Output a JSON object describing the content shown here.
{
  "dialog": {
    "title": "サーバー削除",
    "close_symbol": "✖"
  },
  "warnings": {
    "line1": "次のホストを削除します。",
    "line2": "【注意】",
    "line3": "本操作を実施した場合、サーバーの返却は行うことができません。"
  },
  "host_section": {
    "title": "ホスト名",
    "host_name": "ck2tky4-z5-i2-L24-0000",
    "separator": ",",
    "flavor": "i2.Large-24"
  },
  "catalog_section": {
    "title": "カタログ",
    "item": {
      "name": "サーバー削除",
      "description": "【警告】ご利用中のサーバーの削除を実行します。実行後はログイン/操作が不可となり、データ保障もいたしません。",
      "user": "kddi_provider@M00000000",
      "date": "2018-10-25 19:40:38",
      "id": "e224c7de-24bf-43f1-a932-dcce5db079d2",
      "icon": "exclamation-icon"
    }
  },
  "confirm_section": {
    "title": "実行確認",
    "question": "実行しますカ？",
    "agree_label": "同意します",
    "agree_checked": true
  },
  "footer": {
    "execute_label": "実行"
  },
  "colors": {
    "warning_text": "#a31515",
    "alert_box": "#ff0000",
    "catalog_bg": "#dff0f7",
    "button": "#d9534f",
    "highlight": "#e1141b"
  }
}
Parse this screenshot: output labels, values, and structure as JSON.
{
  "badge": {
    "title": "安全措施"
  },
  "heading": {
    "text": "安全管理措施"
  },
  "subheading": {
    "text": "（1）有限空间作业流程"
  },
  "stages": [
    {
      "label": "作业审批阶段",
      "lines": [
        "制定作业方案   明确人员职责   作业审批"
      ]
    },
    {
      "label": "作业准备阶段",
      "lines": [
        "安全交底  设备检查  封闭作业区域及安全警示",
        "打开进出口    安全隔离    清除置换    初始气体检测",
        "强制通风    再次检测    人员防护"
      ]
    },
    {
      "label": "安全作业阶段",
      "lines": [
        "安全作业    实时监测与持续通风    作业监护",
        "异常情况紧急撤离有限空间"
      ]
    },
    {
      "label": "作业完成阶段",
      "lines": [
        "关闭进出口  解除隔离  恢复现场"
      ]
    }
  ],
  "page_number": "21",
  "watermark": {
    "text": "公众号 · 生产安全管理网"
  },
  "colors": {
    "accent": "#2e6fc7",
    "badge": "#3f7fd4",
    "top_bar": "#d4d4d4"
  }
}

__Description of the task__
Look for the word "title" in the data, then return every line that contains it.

__Answer below__
    "title": "サーバー削除",
    "title": "ホスト名",
    "title": "カタログ",
    "title": "実行確認",
    "title": "安全措施"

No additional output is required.